Charges are pending against two Vancouver men after a black bear was shot and killed on Callaghan Valley Road Tuesday, June 15.
Conservation Officer Dave Jevons said he couldn't comment on specifics of the case, such as the men's identities or whether they were aware that they were in a no-shooting zone, because the case is still being investigated by the Conservation Officer Service, but he did say that the men were licensed hunters and that charges will be laid.
"The investigation is more in regards to the shooting in a no-shooting area and other related offenses under the Wildlife Act," he said. "Unfortunately, because of where we're at in the investigation and until it gets to the charge process, I really can't talk on the specifics."

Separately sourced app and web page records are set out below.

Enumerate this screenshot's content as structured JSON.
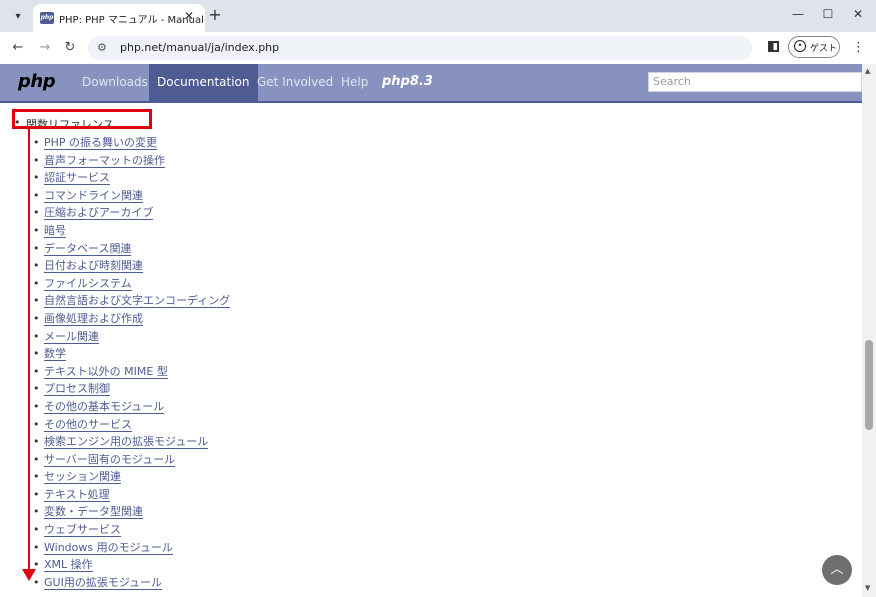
{
  "browser": {
    "tab_title": "PHP: PHP マニュアル - Manual",
    "favicon_text": "php",
    "new_tab": "+",
    "url": "php.net/manual/ja/index.php",
    "guest_label": "ゲスト"
  },
  "php_nav": {
    "logo": "php",
    "items": [
      "Downloads",
      "Documentation",
      "Get Involved",
      "Help"
    ],
    "active_item": "Documentation",
    "version_badge": "php8.3",
    "search_placeholder": "Search"
  },
  "content": {
    "top_item": "関数リファレンス",
    "items": [
      "PHP の振る舞いの変更",
      "音声フォーマットの操作",
      "認証サービス",
      "コマンドライン関連",
      "圧縮およびアーカイブ",
      "暗号",
      "データベース関連",
      "日付および時刻関連",
      "ファイルシステム",
      "自然言語および文字エンコーディング",
      "画像処理および作成",
      "メール関連",
      "数学",
      "テキスト以外の MIME 型",
      "プロセス制御",
      "その他の基本モジュール",
      "その他のサービス",
      "検索エンジン用の拡張モジュール",
      "サーバー固有のモジュール",
      "セッション関連",
      "テキスト処理",
      "変数・データ型関連",
      "ウェブサービス",
      "Windows 用のモジュール",
      "XML 操作",
      "GUI用の拡張モジュール"
    ]
  },
  "colors": {
    "php_nav_bg": "#8892bf",
    "php_nav_active": "#4f5b93",
    "link": "#4f5b93",
    "annotation": "#e0000f"
  }
}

Witnesses noticed two men walking into the woods with rifles around 8:30 p.m. June 15. The witnesses took down the licence plate and were driving away when they heard a gun shot. That's when they called the police.
RCMP and the Conservation Officer Service both responded and found the dead bear. The suspects were apprehended at a different location a short time later. Charges related to hunting a black bear and other offenses in the Wildlife and Conservation Act are still pending.
Poaching is not believed to be an issue in the case, since the suspects were hunting during the legal season, but Jevons said poaching is something that the COS is always aware of and continuously investigating.
"The spring bear season is now over, so there shouldn't be any hunting activity until the fall," he said.
Jevons commended the witnesses for taking the suspects' licence plate and calling authorities.
"Just by doing that, we were able to get where we are," he said. "If more people (reported) more suspicious activity, we'd be able to probably prevent more deaths from occurring. We very heavily rely on the public to provide us with information."
The public is asked to call the COS directly at their 24/7 phone service to report any incidents or suspicious activities: 1-877-952-7277.
"Our biggest issue right now is human-wildlife conflict that we face in the corridor. The issues would be around motor vehicle accidents with bears grazing on the highway," he said, adding that people should be mindful when they're driving.
Following a number of human-bear incidents in recent months, Jevons also reminded people not to stop along the highway if they see bears. Not only is it a public safety issue, but it also increases bear habituation to humans.